------ Data for processing

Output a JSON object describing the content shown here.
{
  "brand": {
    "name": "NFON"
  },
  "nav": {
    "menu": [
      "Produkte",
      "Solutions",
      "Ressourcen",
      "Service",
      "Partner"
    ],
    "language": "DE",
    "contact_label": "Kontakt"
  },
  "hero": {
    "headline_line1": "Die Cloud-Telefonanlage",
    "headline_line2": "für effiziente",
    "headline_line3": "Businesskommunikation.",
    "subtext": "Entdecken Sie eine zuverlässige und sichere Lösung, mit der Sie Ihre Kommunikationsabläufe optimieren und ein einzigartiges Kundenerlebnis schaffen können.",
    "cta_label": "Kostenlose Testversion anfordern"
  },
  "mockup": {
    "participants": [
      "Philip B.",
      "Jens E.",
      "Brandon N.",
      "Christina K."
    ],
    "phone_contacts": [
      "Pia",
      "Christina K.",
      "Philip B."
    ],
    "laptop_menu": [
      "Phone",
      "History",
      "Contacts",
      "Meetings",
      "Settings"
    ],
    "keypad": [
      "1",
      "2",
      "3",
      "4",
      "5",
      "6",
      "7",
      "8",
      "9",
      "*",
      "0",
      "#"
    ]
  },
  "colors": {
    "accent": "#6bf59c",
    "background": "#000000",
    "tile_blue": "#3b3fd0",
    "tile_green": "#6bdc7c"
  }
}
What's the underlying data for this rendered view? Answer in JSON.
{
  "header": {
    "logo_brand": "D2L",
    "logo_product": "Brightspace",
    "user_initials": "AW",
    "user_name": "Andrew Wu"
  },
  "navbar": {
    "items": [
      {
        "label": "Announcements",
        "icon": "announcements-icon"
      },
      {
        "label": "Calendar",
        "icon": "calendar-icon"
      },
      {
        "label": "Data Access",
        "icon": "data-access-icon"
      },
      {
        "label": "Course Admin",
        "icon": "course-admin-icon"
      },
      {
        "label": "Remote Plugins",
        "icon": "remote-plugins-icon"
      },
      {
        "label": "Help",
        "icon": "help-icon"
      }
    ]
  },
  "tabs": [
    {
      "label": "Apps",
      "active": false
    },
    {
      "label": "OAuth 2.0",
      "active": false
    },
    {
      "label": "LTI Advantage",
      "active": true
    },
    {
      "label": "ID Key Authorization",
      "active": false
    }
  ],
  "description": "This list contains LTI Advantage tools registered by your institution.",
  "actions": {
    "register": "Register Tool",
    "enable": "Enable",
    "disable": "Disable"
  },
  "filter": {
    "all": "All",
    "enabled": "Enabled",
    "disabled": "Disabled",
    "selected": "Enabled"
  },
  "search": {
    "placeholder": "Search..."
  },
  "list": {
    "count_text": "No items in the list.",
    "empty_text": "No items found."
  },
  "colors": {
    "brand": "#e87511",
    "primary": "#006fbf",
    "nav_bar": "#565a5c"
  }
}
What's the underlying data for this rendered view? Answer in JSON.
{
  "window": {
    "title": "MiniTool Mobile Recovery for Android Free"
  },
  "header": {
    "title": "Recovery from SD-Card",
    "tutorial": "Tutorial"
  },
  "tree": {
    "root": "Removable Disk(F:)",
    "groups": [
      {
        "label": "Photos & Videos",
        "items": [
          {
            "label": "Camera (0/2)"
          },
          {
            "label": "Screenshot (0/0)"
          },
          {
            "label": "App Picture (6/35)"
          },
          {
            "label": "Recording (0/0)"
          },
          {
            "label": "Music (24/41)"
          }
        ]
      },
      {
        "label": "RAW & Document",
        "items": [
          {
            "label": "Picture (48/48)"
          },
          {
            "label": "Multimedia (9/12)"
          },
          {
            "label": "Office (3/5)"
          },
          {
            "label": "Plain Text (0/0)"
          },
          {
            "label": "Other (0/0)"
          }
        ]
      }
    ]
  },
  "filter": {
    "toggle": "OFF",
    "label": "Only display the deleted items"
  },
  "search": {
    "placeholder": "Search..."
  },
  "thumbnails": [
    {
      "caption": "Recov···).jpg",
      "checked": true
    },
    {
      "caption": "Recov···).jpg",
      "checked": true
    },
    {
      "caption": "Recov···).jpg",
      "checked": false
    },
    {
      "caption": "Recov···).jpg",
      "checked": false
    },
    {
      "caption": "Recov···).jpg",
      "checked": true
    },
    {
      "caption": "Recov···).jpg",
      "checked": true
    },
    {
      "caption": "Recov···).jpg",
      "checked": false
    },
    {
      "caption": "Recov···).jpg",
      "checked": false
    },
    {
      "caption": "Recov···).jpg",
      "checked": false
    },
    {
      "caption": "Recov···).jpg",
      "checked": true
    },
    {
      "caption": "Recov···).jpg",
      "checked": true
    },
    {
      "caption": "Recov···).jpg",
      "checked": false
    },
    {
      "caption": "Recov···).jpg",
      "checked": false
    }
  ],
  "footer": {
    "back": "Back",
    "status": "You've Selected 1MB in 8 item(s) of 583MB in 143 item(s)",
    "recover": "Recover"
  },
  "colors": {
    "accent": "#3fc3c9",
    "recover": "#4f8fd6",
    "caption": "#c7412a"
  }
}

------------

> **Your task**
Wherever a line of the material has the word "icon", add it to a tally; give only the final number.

> **Problem solution**
6